"With this work phase (1969-72), a logical and automatic construction of pictures is introduced into my work. For the first time algorithms (rules with a beginning and an ending) are used to calculate the images. My consequent thinking is rendered visible through computer programs I wrote. The resulting drawings were realized by a computer controlled drawing machine (plotter). With a choice of different line characteristics, an alphabet of arbitrary generated elements is created. Individual algorithms are invented for each work from which all forms and structures are solely generated. The algorithms are built from imposed as well as from random selection principles which I called "aesthetical-filters". " (from: www.emohr.com)
Manfred Mohr: "In my artistic development, I did not have the typical constructivist background. I was an action painter and jazz musician.
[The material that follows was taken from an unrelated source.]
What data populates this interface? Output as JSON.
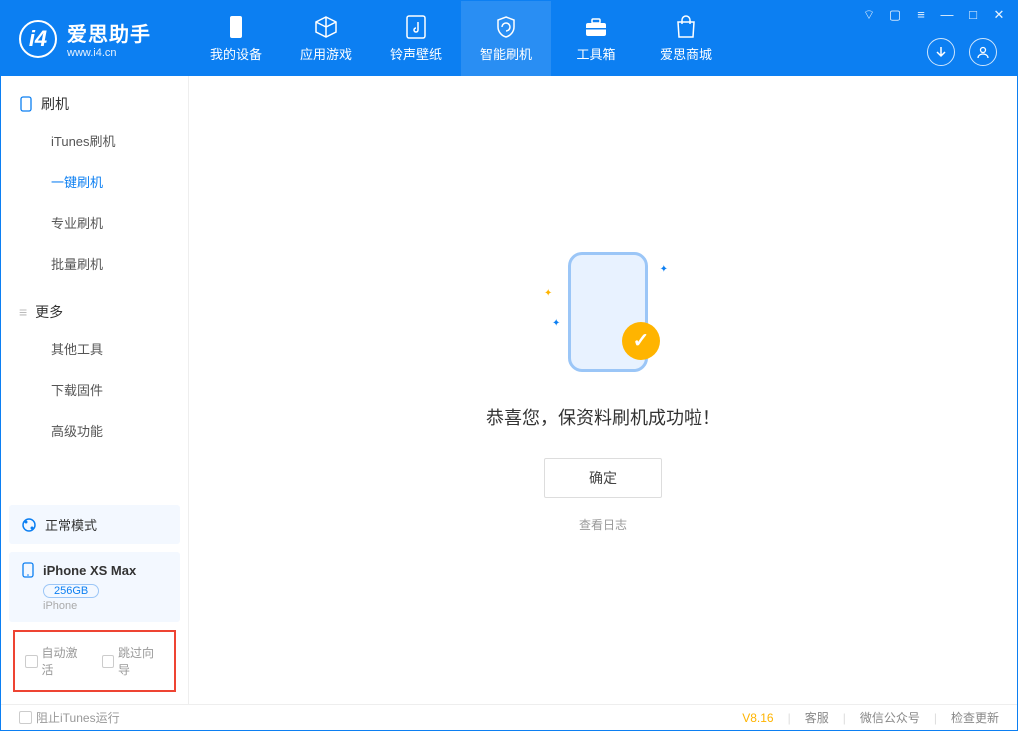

Through a development of consciousness, I detached myself from spontaneous expressions and turned in the mid 1960s, to a more systematic and, therefore, geometric expression. It was mainly the writings of the German philosopher Max Bense and the French composer Pierre Barbaud that radically changed my thinking, pointing to a rational construction of art.
Since 1973, I have been concentrating on fracturing the symmetry of a cube (including since 1978, n-dimensional hypercubes), using the structure of the cube as a "system" and "alphabet." The disturbance or disintegration of symmetry is the basic generator of new constructions and relation-ships. The computer became a physical and intellectual extension in the process of creating my art. I write computer algorithms: rules that calculate and then generate the work, which could not be realized in any other way. It is not necessarily the system or the logic I want to present in my work, but the visual invention that results from it. My artistic goal is reached when a finished work can visually dissociate itself from its logical content and convincingly stand as an inde-pendent abstract entity.
Over the past two decades I have had many solo and group-shows in galleries and museums worldwide. In 1994, the first comprehensive monograph on my work was published by Waser-Verlag (ISBN 3-908080-39-8) in Zuumlrich."